EXERCISE AIM: Report the number of lines in the data below that hold "icon", without any other words.

THE DATA:
■ ■ ■ ■
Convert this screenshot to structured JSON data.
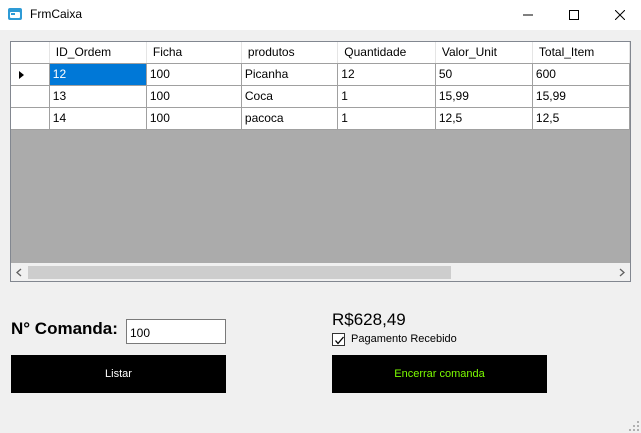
{
  "window": {
    "title": "FrmCaixa",
    "icon": "app-form-icon",
    "controls": [
      "minimize-icon",
      "maximize-icon",
      "close-icon"
    ]
  },
  "grid": {
    "columns": [
      "ID_Ordem",
      "Ficha",
      "produtos",
      "Quantidade",
      "Valor_Unit",
      "Total_Item"
    ],
    "rows": [
      [
        "12",
        "100",
        "Picanha",
        "12",
        "50",
        "600"
      ],
      [
        "13",
        "100",
        "Coca",
        "1",
        "15,99",
        "15,99"
      ],
      [
        "14",
        "100",
        "pacoca",
        "1",
        "12,5",
        "12,5"
      ]
    ],
    "selected_row": 0,
    "selected_color": "#0078d7",
    "background_color": "#ababab"
  },
  "comanda": {
    "label": "N° Comanda:",
    "value": "100"
  },
  "total": "R$628,49",
  "pagamento": {
    "label": "Pagamento Recebido",
    "checked": true
  },
  "buttons": {
    "listar": "Listar",
    "encerrar": "Encerrar comanda",
    "encerrar_color": "#7cfc00"
  }
}
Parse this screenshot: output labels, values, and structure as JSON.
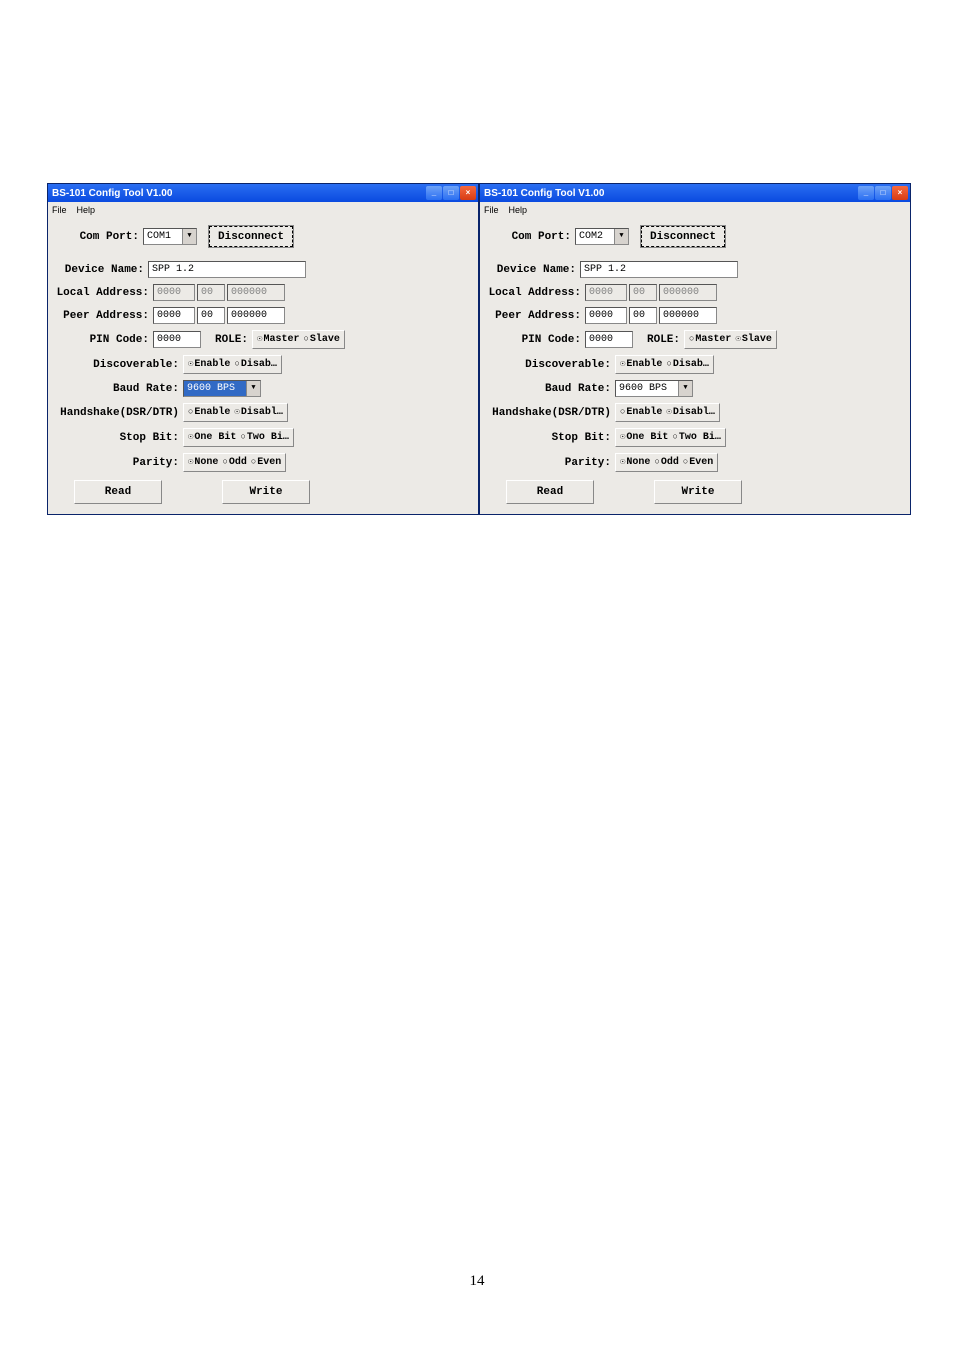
{
  "page_number": "14",
  "windows": [
    {
      "title": "BS-101 Config Tool V1.00",
      "menu": {
        "file": "File",
        "help": "Help"
      },
      "com_port": {
        "label": "Com Port:",
        "value": "COM1",
        "button": "Disconnect"
      },
      "device_name": {
        "label": "Device Name:",
        "value": "SPP 1.2"
      },
      "local_addr": {
        "label": "Local Address:",
        "a": "0000",
        "b": "00",
        "c": "000000"
      },
      "peer_addr": {
        "label": "Peer Address:",
        "a": "0000",
        "b": "00",
        "c": "000000"
      },
      "pin": {
        "label": "PIN Code:",
        "value": "0000"
      },
      "role": {
        "label": "ROLE:",
        "opt1": "Master",
        "opt2": "Slave",
        "selected": 1
      },
      "discoverable": {
        "label": "Discoverable:",
        "opt1": "Enable",
        "opt2": "Disab…",
        "selected": 1
      },
      "baud": {
        "label": "Baud Rate:",
        "value": "9600 BPS",
        "highlight": true
      },
      "handshake": {
        "label": "Handshake(DSR/DTR)",
        "opt1": "Enable",
        "opt2": "Disabl…",
        "selected": 2
      },
      "stopbit": {
        "label": "Stop Bit:",
        "opt1": "One Bit",
        "opt2": "Two Bi…",
        "selected": 1
      },
      "parity": {
        "label": "Parity:",
        "opt1": "None",
        "opt2": "Odd",
        "opt3": "Even",
        "selected": 1
      },
      "read_btn": "Read",
      "write_btn": "Write"
    },
    {
      "title": "BS-101 Config Tool V1.00",
      "menu": {
        "file": "File",
        "help": "Help"
      },
      "com_port": {
        "label": "Com Port:",
        "value": "COM2",
        "button": "Disconnect"
      },
      "device_name": {
        "label": "Device Name:",
        "value": "SPP 1.2"
      },
      "local_addr": {
        "label": "Local Address:",
        "a": "0000",
        "b": "00",
        "c": "000000"
      },
      "peer_addr": {
        "label": "Peer Address:",
        "a": "0000",
        "b": "00",
        "c": "000000"
      },
      "pin": {
        "label": "PIN Code:",
        "value": "0000"
      },
      "role": {
        "label": "ROLE:",
        "opt1": "Master",
        "opt2": "Slave",
        "selected": 2
      },
      "discoverable": {
        "label": "Discoverable:",
        "opt1": "Enable",
        "opt2": "Disab…",
        "selected": 1
      },
      "baud": {
        "label": "Baud Rate:",
        "value": "9600 BPS",
        "highlight": false
      },
      "handshake": {
        "label": "Handshake(DSR/DTR)",
        "opt1": "Enable",
        "opt2": "Disabl…",
        "selected": 2
      },
      "stopbit": {
        "label": "Stop Bit:",
        "opt1": "One Bit",
        "opt2": "Two Bi…",
        "selected": 1
      },
      "parity": {
        "label": "Parity:",
        "opt1": "None",
        "opt2": "Odd",
        "opt3": "Even",
        "selected": 1
      },
      "read_btn": "Read",
      "write_btn": "Write"
    }
  ]
}
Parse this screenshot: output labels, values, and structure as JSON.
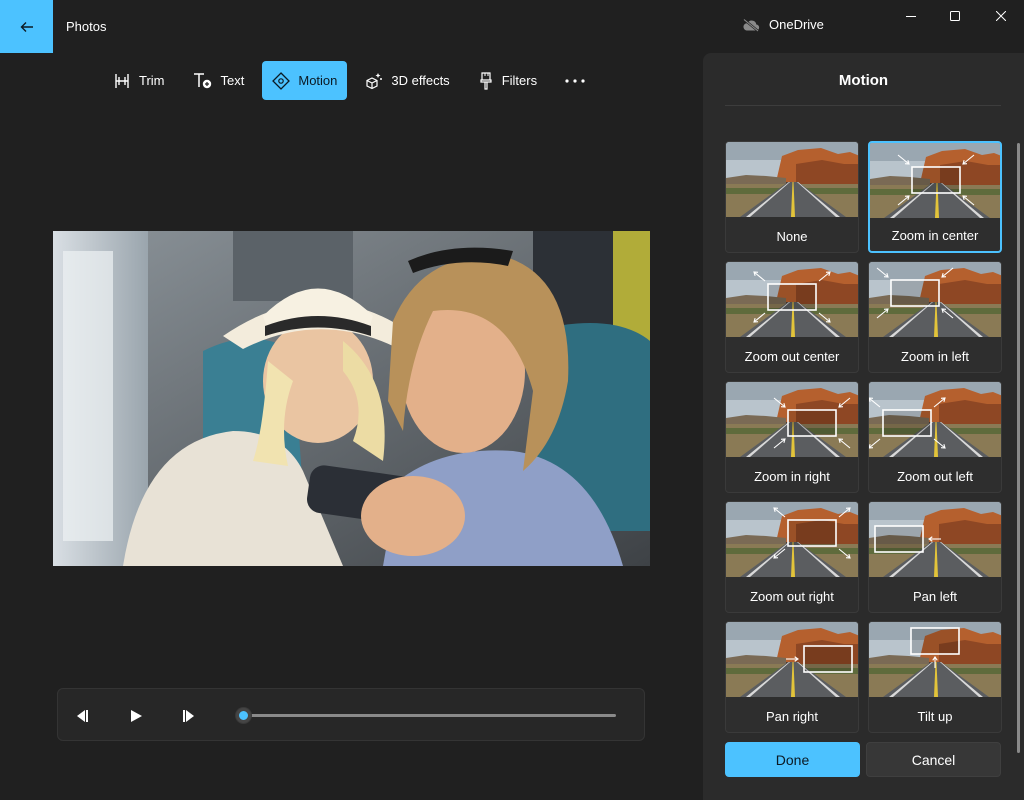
{
  "titlebar": {
    "app_title": "Photos",
    "cloud_label": "OneDrive"
  },
  "toolbar": {
    "items": [
      {
        "label": "Trim",
        "icon": "trim-icon",
        "active": false
      },
      {
        "label": "Text",
        "icon": "text-icon",
        "active": false
      },
      {
        "label": "Motion",
        "icon": "motion-icon",
        "active": true
      },
      {
        "label": "3D effects",
        "icon": "3d-effects-icon",
        "active": false
      },
      {
        "label": "Filters",
        "icon": "filters-icon",
        "active": false
      }
    ],
    "more_icon": "more-icon"
  },
  "playback": {
    "progress": 0.0
  },
  "panel": {
    "title": "Motion",
    "motions": [
      {
        "label": "None",
        "selected": false
      },
      {
        "label": "Zoom in center",
        "selected": true
      },
      {
        "label": "Zoom out center",
        "selected": false
      },
      {
        "label": "Zoom in left",
        "selected": false
      },
      {
        "label": "Zoom in right",
        "selected": false
      },
      {
        "label": "Zoom out left",
        "selected": false
      },
      {
        "label": "Zoom out right",
        "selected": false
      },
      {
        "label": "Pan left",
        "selected": false
      },
      {
        "label": "Pan right",
        "selected": false
      },
      {
        "label": "Tilt up",
        "selected": false
      }
    ],
    "done_label": "Done",
    "cancel_label": "Cancel"
  },
  "colors": {
    "accent": "#4cc2ff",
    "background": "#202020",
    "panel": "#2b2b2b"
  }
}
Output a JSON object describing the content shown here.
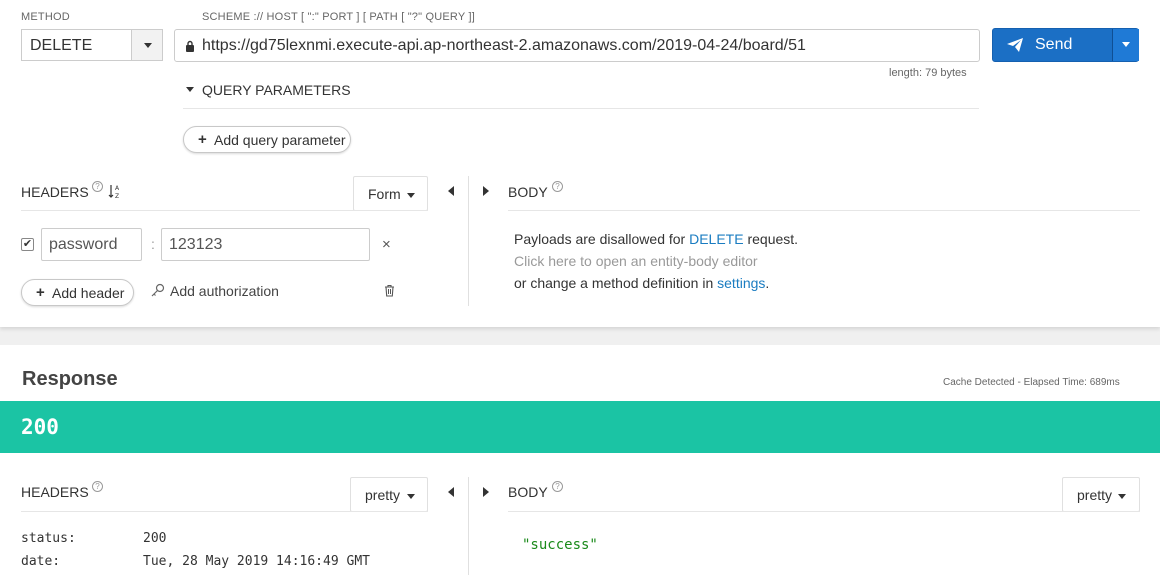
{
  "request": {
    "method_label": "METHOD",
    "method_value": "DELETE",
    "url_label": "SCHEME :// HOST [ \":\" PORT ] [ PATH [ \"?\" QUERY ]]",
    "url_value": "https://gd75lexnmi.execute-api.ap-northeast-2.amazonaws.com/2019-04-24/board/51",
    "send_label": "Send",
    "length_info": "length: 79 bytes",
    "query_params_label": "QUERY PARAMETERS",
    "add_query_param_label": "Add query parameter",
    "headers_label": "HEADERS",
    "headers_mode": "Form",
    "body_label": "BODY",
    "header_rows": [
      {
        "enabled": true,
        "key": "password",
        "value": "123123"
      }
    ],
    "add_header_label": "Add header",
    "add_auth_label": "Add authorization",
    "body_msg": {
      "line1_pre": "Payloads are disallowed for ",
      "line1_method": "DELETE",
      "line1_post": " request.",
      "line2": "Click here to open an entity-body editor",
      "line3_pre": "or change a method definition in ",
      "line3_link": "settings",
      "line3_post": "."
    }
  },
  "response": {
    "title": "Response",
    "cache_info": "Cache Detected - Elapsed Time: 689ms",
    "status_code": "200",
    "status_color": "#1bc4a4",
    "headers_label": "HEADERS",
    "headers_mode": "pretty",
    "body_label": "BODY",
    "body_mode": "pretty",
    "headers": [
      {
        "key": "status:",
        "value": "200"
      },
      {
        "key": "date:",
        "value": "Tue, 28 May 2019 14:16:49 GMT"
      }
    ],
    "body_value": "\"success\""
  },
  "colors": {
    "accent": "#1b6fc5",
    "link": "#1a7cc1",
    "success": "#1bc4a4"
  }
}
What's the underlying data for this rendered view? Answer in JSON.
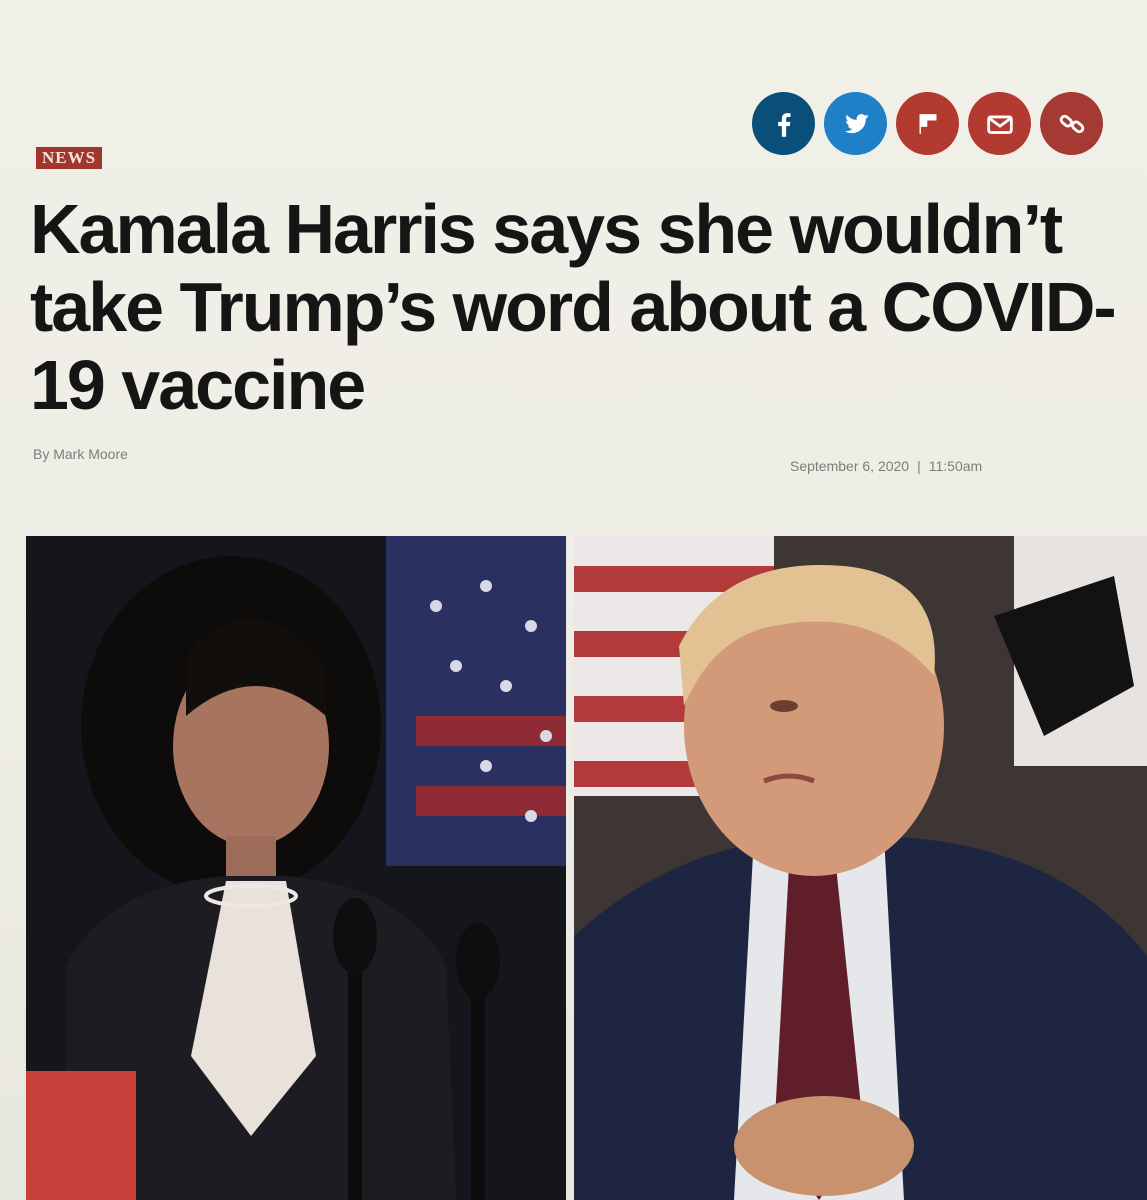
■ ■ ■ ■
ANSWER TO THE PROBLEM: 10